Richard's been reading Steve Chalke
Recently I saw a clip of Richard Dawkins in which he berated the Christian teaching that due to one man's sin (Adam) all humanity became sinners which then required God to sacrifice his Son to redeem us. (Dawkins has clearly been reading too much Steve Chalke, or is it the other way round?). What an immoral doctrine, he raved. Why couldn't God just forgive? Why did he have to put Jesus through such torment?
Immoral or loving and wise?
From the outside, from a position of ignorance, I guess the cross may look strange. But a little unpacking reveals wisdom. Consider the following:
(1) Isn't it unfair that we are 'blamed' for and infected by something the one man Adam did? (No, because we also benefit from what one Other Man did.)
Perhaps we object to such a representative system because we westerners are so individualistic. We forget that all mankind is entwined at many levels. This is not theory but simple fact: a rogue nation far away acquires nuclear weapons and every nation in the world feels fear; atrocities in one country evoke both anger and sympathy across the world. Whether we like it or not or agree with it or not, mankind is a connected entity.

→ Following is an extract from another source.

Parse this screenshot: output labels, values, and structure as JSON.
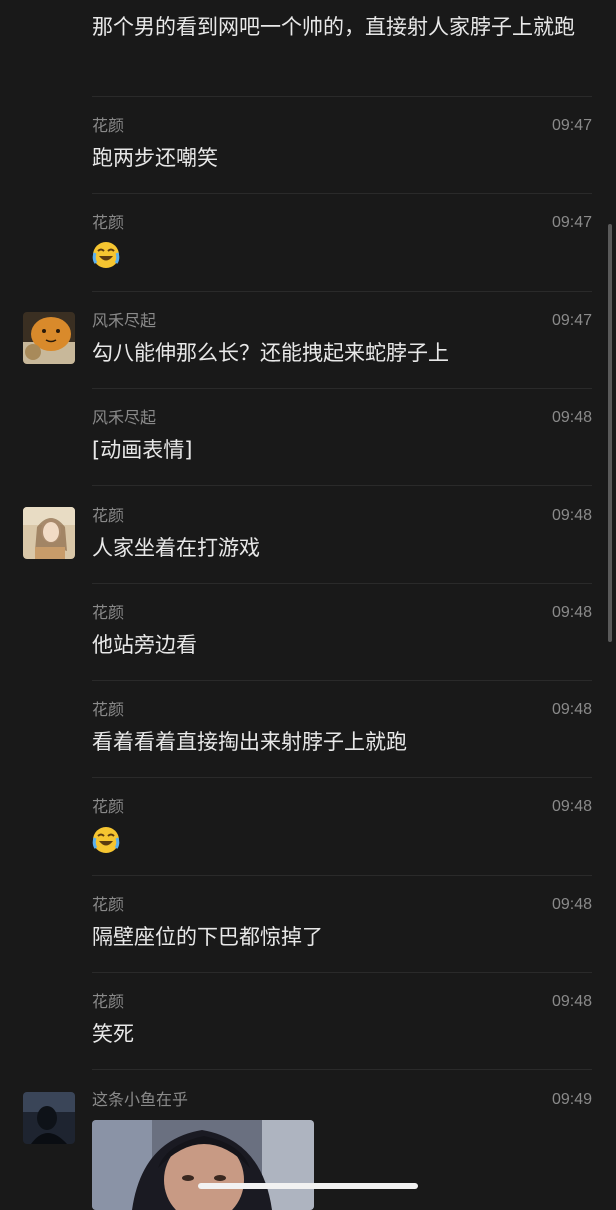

But back to Adam, "Isn't it unfair that something he did back then affects us all today?" "Isn't the federal head principle unjust?" Well, the principal can work for us as much as against us. Suppose you are a Japanese citizen in WW2 fearful that your city is the next one to be nuked - Hiroshima and Nagasaki have already been destroyed. Your only hope is that your federal head, Emperor Hirohito and his generals sue for peace. You personally as an individual have no power or authority in the face of such an enemy, but he does.You are very grateful for the 'federal head' principle.
In the same way, God employed the same principle to our great advantage when he sent his Son to rescue us from Adam's sin and our sin. One man suffered, many were saved. This now looks like wisdom rather than folly.
(2) But couldn't God just forgive our sins? (No, because he is just as well as loving.)
Why did he have to sacrifice his Son? Again, there are good reasons. God cannot just forgive sin; for he is a Just God as well as a loving and merciful one. Imagine every human court in history after every guilty verdict has been served saying to every criminal "you are forgiven, you are free." Human justice would be outraged, not to mention the righteous justice of the victims. Something even within us understands that evil should be punished. Yes this justice is sometimes mixed with unholy vengeance, but when you distill the vengeance out, a pure sense of justice remains. And this is rooted in an understanding of right and wrong and the ability of human beings to know the difference and an amount of free will to not murder, steal and destroy: a sense of justice is part of what it means to be human.
Ramped up a billion times, God, the Judge of the Universe cannot overlook evil. To do so would make him unjust, and that he cannot do. It's against his nature. To do so would make him a capricious God able to do just whatever, and God cannot do whatever, he has to be true to his nature: justice flows out of his character.
This is where love comes in. Since God has to serve justice, he could have served it in us, and then we would be doomed! But in his mercy and love he sent his Son - who willingly came out of love - to die in our place.
All of this makes eminent sense, but it is a wisdom from on high, which is probably foolishness to the world. Christians frankly cannot expect the world to understand or accept these things. They are foolishness to those without the Spirit of God, but the wisdom and power of God to those who believe.